The owners of William Hill, Skybet, Ladbrokes Coral, Paddy Power Betfair and Bet365 have all agreed to the move, increasing their contributions to £60m. The five companies, which together make up around half of the UK’s commercial gambling industry, have also said they will cumulatively spend £100m specifically on treatment over the next four years.

Peter Jackson, chief executive of Flutter Entertainment— owner of Paddy Power Betfair—said on behalf of the five companies that the move marked “an unprecedented level of commitment and collaboration by the leading companies in the British betting and gaming sector to address gambling related harm.”

The move comes after recent criticism over how little the gambling industry contributes to the prevention of problem gambling. In May it was revealed that gambling firms failed to hit the £10m target in voluntary donations to GambleAware, the UK’s leading gambling charity, despite the industry generating profits of around £14.5bn in 2018. Some operators were found to have donated less than £5 as their yearly contribution.

Tom Watson, the deputy Labour leader, said that the five companies “have shown leadership that is sorely lacking in some parts of the industry”. However, he added that the small donations by other firms were “completely unacceptable and deliberately insulting to those leading players”.

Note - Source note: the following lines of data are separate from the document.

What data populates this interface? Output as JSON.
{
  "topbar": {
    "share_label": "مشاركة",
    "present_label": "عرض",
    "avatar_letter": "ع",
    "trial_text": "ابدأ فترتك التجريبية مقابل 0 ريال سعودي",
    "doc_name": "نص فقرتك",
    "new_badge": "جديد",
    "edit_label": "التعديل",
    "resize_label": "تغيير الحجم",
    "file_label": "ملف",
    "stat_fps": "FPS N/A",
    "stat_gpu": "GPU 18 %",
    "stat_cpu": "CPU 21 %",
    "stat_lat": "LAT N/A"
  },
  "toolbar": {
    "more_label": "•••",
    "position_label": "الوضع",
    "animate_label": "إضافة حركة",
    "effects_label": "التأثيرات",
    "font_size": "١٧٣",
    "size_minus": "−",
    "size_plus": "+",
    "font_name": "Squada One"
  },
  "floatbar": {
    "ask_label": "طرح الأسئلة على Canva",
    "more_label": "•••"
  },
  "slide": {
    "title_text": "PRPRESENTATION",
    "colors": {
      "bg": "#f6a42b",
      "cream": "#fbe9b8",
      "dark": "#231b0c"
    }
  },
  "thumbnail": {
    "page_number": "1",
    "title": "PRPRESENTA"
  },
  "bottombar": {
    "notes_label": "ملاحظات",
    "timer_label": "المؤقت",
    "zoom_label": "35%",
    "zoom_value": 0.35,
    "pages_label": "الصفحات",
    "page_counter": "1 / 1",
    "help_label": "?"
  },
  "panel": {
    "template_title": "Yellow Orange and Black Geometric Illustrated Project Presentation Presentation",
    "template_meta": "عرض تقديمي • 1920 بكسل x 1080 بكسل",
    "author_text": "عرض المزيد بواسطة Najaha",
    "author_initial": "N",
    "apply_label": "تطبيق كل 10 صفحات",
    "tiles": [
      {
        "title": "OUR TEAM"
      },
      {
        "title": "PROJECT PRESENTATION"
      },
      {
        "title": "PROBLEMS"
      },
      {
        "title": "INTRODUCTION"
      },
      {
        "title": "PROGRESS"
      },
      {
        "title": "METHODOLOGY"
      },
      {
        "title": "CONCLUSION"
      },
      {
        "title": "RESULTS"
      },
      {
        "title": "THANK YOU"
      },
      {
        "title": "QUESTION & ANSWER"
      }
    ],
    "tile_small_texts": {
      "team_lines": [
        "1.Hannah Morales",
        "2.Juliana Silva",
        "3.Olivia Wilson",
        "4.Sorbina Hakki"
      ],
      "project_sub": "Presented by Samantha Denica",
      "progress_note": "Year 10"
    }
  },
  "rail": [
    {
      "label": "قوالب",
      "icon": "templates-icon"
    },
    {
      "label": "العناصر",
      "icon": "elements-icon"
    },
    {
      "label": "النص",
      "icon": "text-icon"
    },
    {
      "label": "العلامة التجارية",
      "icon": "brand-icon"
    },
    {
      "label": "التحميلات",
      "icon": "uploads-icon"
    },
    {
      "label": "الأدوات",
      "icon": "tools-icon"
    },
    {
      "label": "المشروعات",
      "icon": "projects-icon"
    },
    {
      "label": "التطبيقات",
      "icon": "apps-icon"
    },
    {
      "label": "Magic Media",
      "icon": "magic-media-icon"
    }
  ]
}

Watson, who reaffirmed his stance that a mandatory levy should be introduced, also said that “[despite the change] we will still have inadequate regulation and a gambling act that is outdated and not fit for the digital age”.

Jeremy Wright, Secretary of State for Digital, Culture, Media and Sport, commented that the government will “monitor closely the progress of these new measures”. Wright also said that he understood the argument for a mandatory levy and stated that “the government will not hesitate to take further action to protect people from gambling-related harm.”

The call for a mandatory levy and other proposed gambling regulation is believed to be a key motivation behind the voluntary increase. Simon Stevems, NHS England chief executive, has also recently warned gambling operators that a tax could be introduced to fund treatment.

When the BBC initially reported plans for the voluntary increase last month, a source said that: “The industry is on a precipice – if we don’t get ahead of this, we will end up where the alcohol industry was 10 years ago and tobacco 30 years ago. The fear is that we face a ban on touchline advertising or football shirt sponsorship.”

In addition to criticism for its low contributions, the industry came under heavy scrutiny for its resistance to the government’s attempts to reduce the bet limits of fixed odds betting terminals, which were eventually reduced from £100 to £2.

Failure to prevent problem gamblers and minors accessing services have also contributed to the industry’s poor public image and resulted in the UK Gambling Commission introducing new identity verification measures.

Marc Etches, chief executive of GambleAware, welcomed the voluntary increase, telling the BBC that “it’s essential there is sufficient funding to provide for treatment and support for both problem gamblers and for those who are ‘at risk’ – particularly the young and vulnerable.”

“It is vital that we work closely with the commission, government and other organisations to ensure that operators continue to focus on making gambling products safer, and that treatment and support is properly funded”, Etches added.

Jeremy Wright has said that the government will “encourage the wider industry to step up”, though it remains to be seen whether other gambling operators will follow suit and raise their contributions.